A year later the team prepared for the 1954 World Cup. As well as beating England at Wembley they had humbled the game’s inventors 7-1 in Budapest, in addition to beating Italy 3-0 in Rome in 1953. In short, they were widely considered invincible. The two group games of the World Cup showed why many held that opinion, as South Korea were dispatched 9-0 before West Germany were beaten 8-3.

Those victories set up a quarter-final with Brazil that came to be known as the Battle of Berne for the levels of violence displayed. Bozsik was a naturally placid character, but that was not always the case when playing football. Puskas would later reflect, “He never seemed to get excited, just didn’t show it at all. Off the pitch, I don’t think I ever saw him angry, but on it, if someone had clobbered him off the ball, he could break into a rage and threaten to leave the field.”

By 1954 Brazil had established themselves as a genuinely world class team and were putting up far greater resistance than those who had gone before them. Hungary had raced into a two goal lead, but Brazil fought back and with 20 minutes remaining the score stood at 3-2. Nilton Santos, a defender so complete that he was nicknamed the “Encyclopaedia of Football”, then flung himself into a reckless tackle on Bozsik which brought on the rage Puskas referred to. The two players traded punches and were immediately dismissed by English referee Arthur Ellis. 

In Bozsik’s absence the Hungarians prevailed and Cucu was able to return for the semi-final against defending champions, Uruguay. Arguably the finest game in the history of the sport saw two supreme attacking sides take it in turns to threaten the opposing goal. Hungary seemed certain winners at 2-0, but Uruguay fought back to force extra-time. Kocsis restored the Hungarian advantage before applying the killer blow with a header from Bozsik’s cross. The final against West Germany saw Puskas return from injury, but Hungary again allowed a two goal lead to slip away. This time it would be West Germany who would prevail.

The defeat was a tremendous anticlimax for a team that seemed sure to win. Hungary had not lost a match for four years since their defeat to Austria in Vienna, recording 27 victories and four draws in the intervening years. To lose the match that mattered most was a crushing disappointment. Yet almost immediately the team started winning again. It was not until 1956 that they would lose another game.

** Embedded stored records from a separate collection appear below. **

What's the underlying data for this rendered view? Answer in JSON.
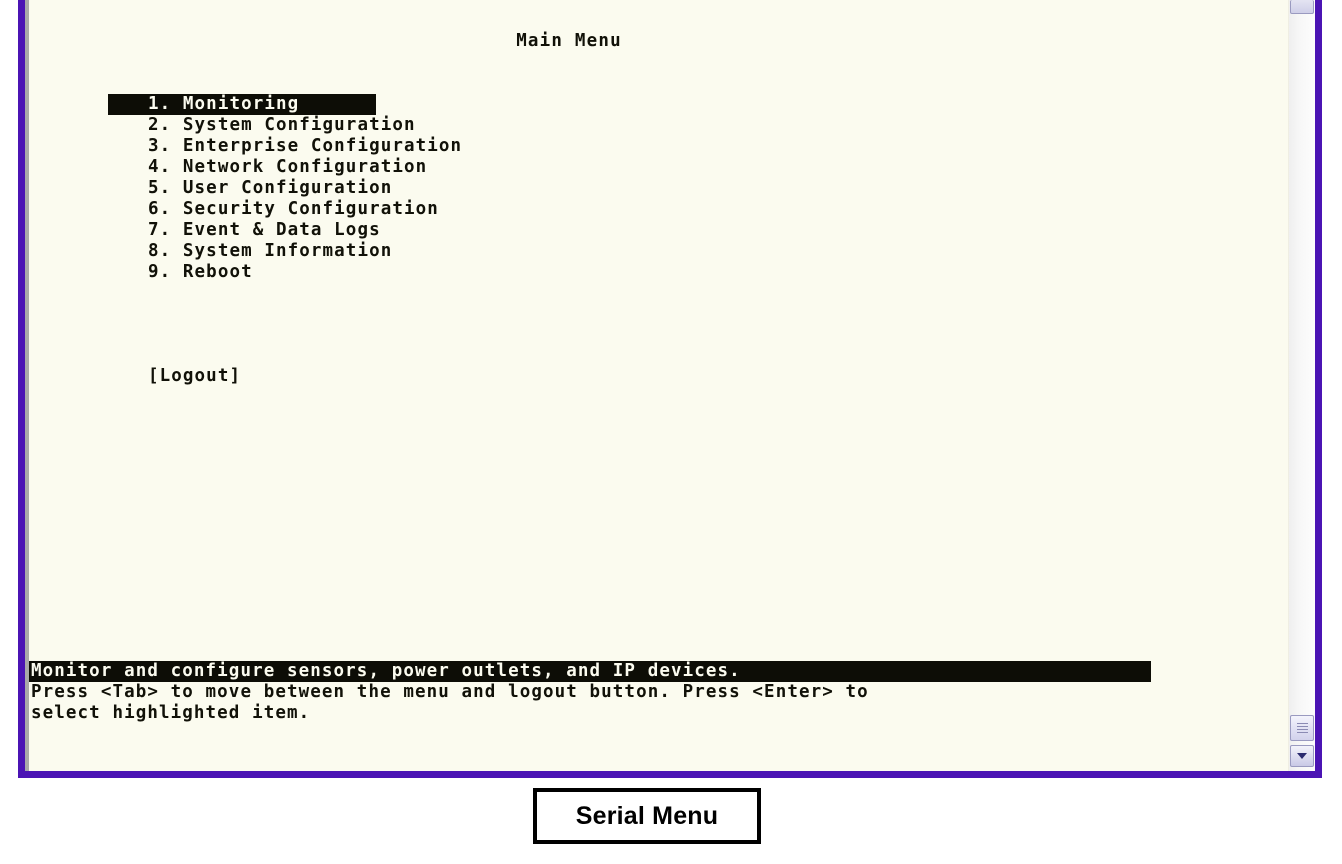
{
  "figure": {
    "caption": "Serial Menu"
  },
  "terminal": {
    "title": "Main Menu",
    "colors": {
      "frame": "#4b14b4",
      "screen_background": "#fbfbef",
      "text": "#111108",
      "highlight_background": "#0d0d06",
      "highlight_text": "#fbfbef"
    },
    "menu": {
      "selected_index": 0,
      "items": [
        {
          "number": "1.",
          "label": "Monitoring",
          "text": "1. Monitoring"
        },
        {
          "number": "2.",
          "label": "System Configuration",
          "text": "2. System Configuration"
        },
        {
          "number": "3.",
          "label": "Enterprise Configuration",
          "text": "3. Enterprise Configuration"
        },
        {
          "number": "4.",
          "label": "Network Configuration",
          "text": "4. Network Configuration"
        },
        {
          "number": "5.",
          "label": "User Configuration",
          "text": "5. User Configuration"
        },
        {
          "number": "6.",
          "label": "Security Configuration",
          "text": "6. Security Configuration"
        },
        {
          "number": "7.",
          "label": "Event & Data Logs",
          "text": "7. Event & Data Logs"
        },
        {
          "number": "8.",
          "label": "System Information",
          "text": "8. System Information"
        },
        {
          "number": "9.",
          "label": "Reboot",
          "text": "9. Reboot"
        }
      ]
    },
    "logout_button": "[Logout]",
    "status": {
      "line1": "Monitor and configure sensors, power outlets, and IP devices.",
      "line2": "Press <Tab> to move between the menu and logout button. Press <Enter> to",
      "line3": "select highlighted item."
    },
    "scrollbar": {
      "up_arrow": "scroll-up-icon",
      "down_arrow": "scroll-down-icon",
      "thumb": "scroll-thumb"
    }
  }
}
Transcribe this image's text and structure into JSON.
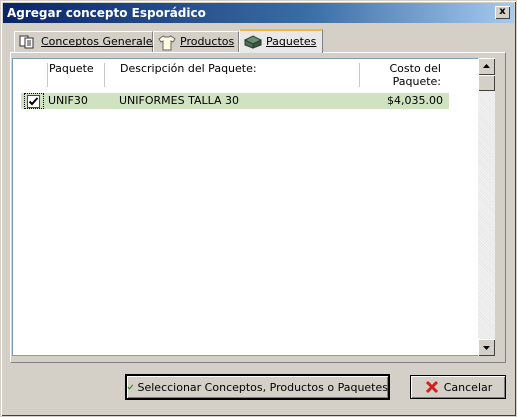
{
  "window": {
    "title": "Agregar concepto Esporádico",
    "close_glyph": "x"
  },
  "tabs": [
    {
      "label": "Conceptos Generales",
      "icon": "document-icon"
    },
    {
      "label": "Productos",
      "icon": "shirt-icon"
    },
    {
      "label": "Paquetes",
      "icon": "box-icon",
      "active": true
    }
  ],
  "grid": {
    "columns": [
      "Paquete",
      "Descripción del Paquete:",
      "Costo del Paquete:"
    ],
    "rows": [
      {
        "checked": true,
        "paquete": "UNIF30",
        "descripcion": "UNIFORMES TALLA 30",
        "costo": "$4,035.00"
      }
    ]
  },
  "buttons": {
    "select_label": "Seleccionar Conceptos, Productos o Paquetes",
    "cancel_label": "Cancelar"
  },
  "colors": {
    "selected_row": "#cfe3c0",
    "title_gradient_start": "#0a246a",
    "active_tab_accent": "#f4b840"
  }
}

That was the year of the Hungarian revolution which prompted the break up of the “Golden Team”. When the uprising took place Honved were abroad as they prepared to take on Athletic Bilbao in the European Cup. The team had been scheduled to depart on a tour of South America, and although the tour went ahead it did so without the permission of the Hungarian authorities. When it finished the players were faced with a difficult decision: should they return to Hungary or remain in exile?

Bozsik’s position was among the most difficult. He was not only a member of the Communist party, he was also a deputy in the Hungarian parliament. Furthermore, his father had recently died and he did not feel he could abandon his mother and four brothers in Budapest. The chance to coach at Atletico Madrid (an offer obtained for him by Emil Osterreicher) was tempting, but he could not fail to return home.

As he did so both Honved and the Hungarian national team fell apart. Czibor, Kocsis and Puskas, all decided to stay in the West and in their absence the club was no longer competitive. Despite that, Bozsik remained. A disappointing World Cup in 1958 did not deter him from captaining the Hungarian national team and in 1961 he became only the third man in history (after Billy Wright and Thorbjorn Svenssen) to reach 100 caps.

Given his lack of goalscoring prowess and the limited availability of footage it is perhaps inevitable that the name of Bozsik has largely been forgotten. Yet there are few historical players who would have been more valued in the modern game. For Bozsik possessed the gift that is the most valued in contemporary football and the hardest to find, that of time. He had the ability and composure to wait for the right option and to execute what few others could even see. In an era where such qualities are at a premium, Bozsik would have been peerless.